At the bottom of this post, there's the same son, 6ft 4 inches and still dwarfed by the Gunnera plants in Achamore Gardens!



My novel The Curiosity Cabinet is set on a fictional island called Garve, a bit like Gigha. Actually, in my imagination, it's bigger than Gigha, but smaller than Islay and situated about where Jura lies! But it has a similar landscape and history: a smallish place with miles of rocky coastline and a fascinating history, softer than some places, an island full of flowers, with its fair share of trees, and gorgeous white sandy beaches. 

'The island crouches long and hilly on her horizon, like some mysterious hump-backed animal. Already she can smell it, the scent that is somewhere between land and sea and has something of both in it. The island is full of flowers. Ashore, Alys knows that honeysuckle will clutter the hedgerows like clotted cream, weaving a dense tapestry with marching lines of purple foxgloves.' 

When we were there, though, a week ago, the honeysuckle and foxgloves were not yet in bloom. It was all flag irises and bluebells and drifts of pink campion - the flowers of late spring that I love so much.

The gardens at Achamore House were also stunningly beautiful, but I think that's a subject for another post, one for the gardeners among my readers.

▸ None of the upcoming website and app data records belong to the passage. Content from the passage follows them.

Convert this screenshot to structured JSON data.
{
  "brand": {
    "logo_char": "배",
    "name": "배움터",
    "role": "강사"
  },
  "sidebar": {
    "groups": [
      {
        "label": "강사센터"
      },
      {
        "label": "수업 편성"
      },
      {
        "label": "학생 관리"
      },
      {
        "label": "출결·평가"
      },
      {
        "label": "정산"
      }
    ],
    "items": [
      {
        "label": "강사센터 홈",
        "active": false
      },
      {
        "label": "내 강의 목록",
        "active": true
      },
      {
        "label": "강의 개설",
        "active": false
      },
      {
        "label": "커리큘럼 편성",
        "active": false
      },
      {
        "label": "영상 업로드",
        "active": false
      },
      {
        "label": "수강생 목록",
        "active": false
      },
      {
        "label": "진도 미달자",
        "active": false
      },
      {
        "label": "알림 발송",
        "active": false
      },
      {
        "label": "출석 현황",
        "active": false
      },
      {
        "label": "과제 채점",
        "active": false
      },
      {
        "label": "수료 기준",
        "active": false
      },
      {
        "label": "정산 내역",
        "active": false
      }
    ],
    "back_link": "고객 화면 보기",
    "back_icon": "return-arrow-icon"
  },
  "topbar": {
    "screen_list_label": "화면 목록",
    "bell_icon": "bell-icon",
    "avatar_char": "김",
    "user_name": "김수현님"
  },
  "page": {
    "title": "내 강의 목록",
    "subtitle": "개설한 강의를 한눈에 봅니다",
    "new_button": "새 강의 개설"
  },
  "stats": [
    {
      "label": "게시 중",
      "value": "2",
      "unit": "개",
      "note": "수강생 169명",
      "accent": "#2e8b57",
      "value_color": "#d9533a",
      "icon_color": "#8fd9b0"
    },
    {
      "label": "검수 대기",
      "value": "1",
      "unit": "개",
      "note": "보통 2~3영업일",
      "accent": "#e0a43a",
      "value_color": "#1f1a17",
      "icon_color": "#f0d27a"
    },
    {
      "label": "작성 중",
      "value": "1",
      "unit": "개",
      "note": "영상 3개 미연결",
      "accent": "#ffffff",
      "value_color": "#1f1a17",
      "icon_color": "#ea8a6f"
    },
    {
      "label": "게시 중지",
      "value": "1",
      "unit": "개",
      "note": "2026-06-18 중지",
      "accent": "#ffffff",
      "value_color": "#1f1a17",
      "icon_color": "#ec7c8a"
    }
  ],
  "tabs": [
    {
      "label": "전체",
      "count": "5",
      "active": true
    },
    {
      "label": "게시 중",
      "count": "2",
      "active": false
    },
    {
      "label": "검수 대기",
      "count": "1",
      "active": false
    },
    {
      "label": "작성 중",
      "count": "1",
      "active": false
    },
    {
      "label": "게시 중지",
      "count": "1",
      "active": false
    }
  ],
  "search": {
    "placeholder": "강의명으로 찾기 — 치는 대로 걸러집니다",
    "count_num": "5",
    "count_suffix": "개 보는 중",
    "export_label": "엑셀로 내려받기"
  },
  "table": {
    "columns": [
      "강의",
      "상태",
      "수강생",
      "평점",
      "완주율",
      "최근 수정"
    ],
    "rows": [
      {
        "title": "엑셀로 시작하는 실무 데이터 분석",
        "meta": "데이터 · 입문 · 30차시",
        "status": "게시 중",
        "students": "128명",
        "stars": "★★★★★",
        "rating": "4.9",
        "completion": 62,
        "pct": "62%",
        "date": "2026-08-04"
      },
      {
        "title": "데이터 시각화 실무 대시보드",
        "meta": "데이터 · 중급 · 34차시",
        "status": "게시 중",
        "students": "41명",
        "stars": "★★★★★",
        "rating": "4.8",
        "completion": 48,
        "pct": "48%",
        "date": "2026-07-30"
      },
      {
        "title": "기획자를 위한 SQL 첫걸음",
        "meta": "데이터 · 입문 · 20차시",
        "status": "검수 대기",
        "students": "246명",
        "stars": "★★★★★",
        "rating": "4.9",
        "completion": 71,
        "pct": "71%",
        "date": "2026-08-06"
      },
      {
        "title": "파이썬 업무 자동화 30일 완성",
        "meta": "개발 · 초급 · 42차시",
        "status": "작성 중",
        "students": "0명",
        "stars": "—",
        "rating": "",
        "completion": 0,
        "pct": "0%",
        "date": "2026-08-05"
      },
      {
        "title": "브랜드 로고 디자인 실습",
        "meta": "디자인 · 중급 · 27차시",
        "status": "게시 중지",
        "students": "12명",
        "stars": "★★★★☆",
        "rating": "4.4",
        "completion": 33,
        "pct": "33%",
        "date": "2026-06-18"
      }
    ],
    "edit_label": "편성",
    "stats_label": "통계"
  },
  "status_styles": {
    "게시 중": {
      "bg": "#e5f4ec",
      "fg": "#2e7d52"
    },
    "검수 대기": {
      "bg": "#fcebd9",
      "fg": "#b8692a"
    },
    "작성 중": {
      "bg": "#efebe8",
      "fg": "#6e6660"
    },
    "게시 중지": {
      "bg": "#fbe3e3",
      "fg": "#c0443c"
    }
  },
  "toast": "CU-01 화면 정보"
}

In case you're wondering why all this is relevant, it's because I'm deep into a new novel called The Posy Ring - and it's a kind of spin-off novel to The Curiosity Cabinet. It's not a sequel, because I didn't think a sequel would work. But it has a similar fictional island setting, a similar structure with past and present day parallel stories (although nobody actually goes back in time) and we meet some of the characters from that first novel all over again.

That was another reason why the visit to Gigha proved to be even more inspirational than it usually is. You'll have to watch this space for more news of The Posy Ring. I still have quite a lot of work to do!

Son amid the Gunnera



Comments

gz said…
Islands can be inspirational..and a good place to get down to some work with fewer distractions!